For generations, kids have tried to convince their parents that vegetables taste bad. According to a new study, they just might be right. Researchers have discovered that there really is a “picky-eater” gene. A study published in the Journal of the Academy of Nutrition and Dietetics found that 70 percent of the preschool-age kids tested were bitter-sensitive. In other words, bitter foods such as broccoli and cucumber, have a very unpleasant taste to them. But hold your fork! The study offers hope for picky eaters. When bitter-sensitive kids were offered broccoli with either a low-fat or original ranch dip or ranch sauce, they ate 80 percent more then when they were given plain broccoli. And as a Registered Dietitian (RD), I was thrilled to see that the findings held true regardless of the fat content of the dip. Kids consumed just as many vegetables with low-fat ranch dressing as they did with a full fat version – good news for parents concerned about offering kids too much fat.
So how do you know if your child -or you – has the bitter-sensitive gene? You can purchase P.T.C Paper strips. They’re inexpensive and you only have to conduct the test once. Here’s how it works. Simply lay a small,rectangular strip across the center of the tongue. If the paper is tasteless, you are bitter-insensitive; if it tastes bitter, you’re bitter-sensitive. However, I must warn you. Make sure you have a glass of water handy. When I conducted the test on my son, Michael (age 18), he was so bitter-sensitive he started to gag! Nothing dangerous, he said it just tasted nasty!
What I found interesting about Mike being bitter-sensitive is that he eats plenty of vegetables and loves broccoli. That’s because, bitter-sensitivity reaches its peak around age six. As we get older, we learn to enjoy vegetables. How does this happen? It’s called repeated exposure. Studies have found that parents have to offer (not force or bribe) vegetables to kids several times – at least 13 to 20. But the key to out-growing bitter-sensitivity is that kids actually have to taste the vegetable. So as a rule of thumb, I recommend that you encourage your kids to taste the vegetable, and if they really don’t like it, let them politely remove it from their mouth with a napkin and throw it away. For more tips about getting kids to try vegetables check out some of my other blogs such as How To Raise a Vegetable Lover.
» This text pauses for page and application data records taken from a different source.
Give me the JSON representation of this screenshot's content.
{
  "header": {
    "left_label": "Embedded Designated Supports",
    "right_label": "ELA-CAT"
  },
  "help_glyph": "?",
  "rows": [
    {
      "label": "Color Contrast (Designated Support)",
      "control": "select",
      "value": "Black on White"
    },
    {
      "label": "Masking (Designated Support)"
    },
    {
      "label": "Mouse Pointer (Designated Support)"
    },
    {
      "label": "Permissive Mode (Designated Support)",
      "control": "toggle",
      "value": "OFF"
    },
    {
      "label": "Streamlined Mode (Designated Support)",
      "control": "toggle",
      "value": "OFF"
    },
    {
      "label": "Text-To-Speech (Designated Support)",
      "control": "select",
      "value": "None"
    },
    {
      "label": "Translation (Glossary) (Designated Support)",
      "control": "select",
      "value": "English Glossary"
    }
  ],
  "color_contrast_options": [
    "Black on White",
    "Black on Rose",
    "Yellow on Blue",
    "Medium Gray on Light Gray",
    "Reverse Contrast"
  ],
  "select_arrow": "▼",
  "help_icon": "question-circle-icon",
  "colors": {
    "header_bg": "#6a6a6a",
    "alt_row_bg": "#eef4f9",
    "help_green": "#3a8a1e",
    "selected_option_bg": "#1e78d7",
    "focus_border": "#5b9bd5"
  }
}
As a matter of full disclosure, I have partnered with Hidden Valley Ranch on the Love Your Veggies campaign for several years. I was thrilled when I read this study because it validated something that I had been recommending for years with actual scientific proof. Plus, It’s helpful – and a relief – for parents to know that there is a reason why their kids might not eat broccoli and other bitter foods. With a little time, patience and ranch dip, you can help your kids get the nutrients they need to grow and develop into veggie lovers. So is your child bitter-sensitive?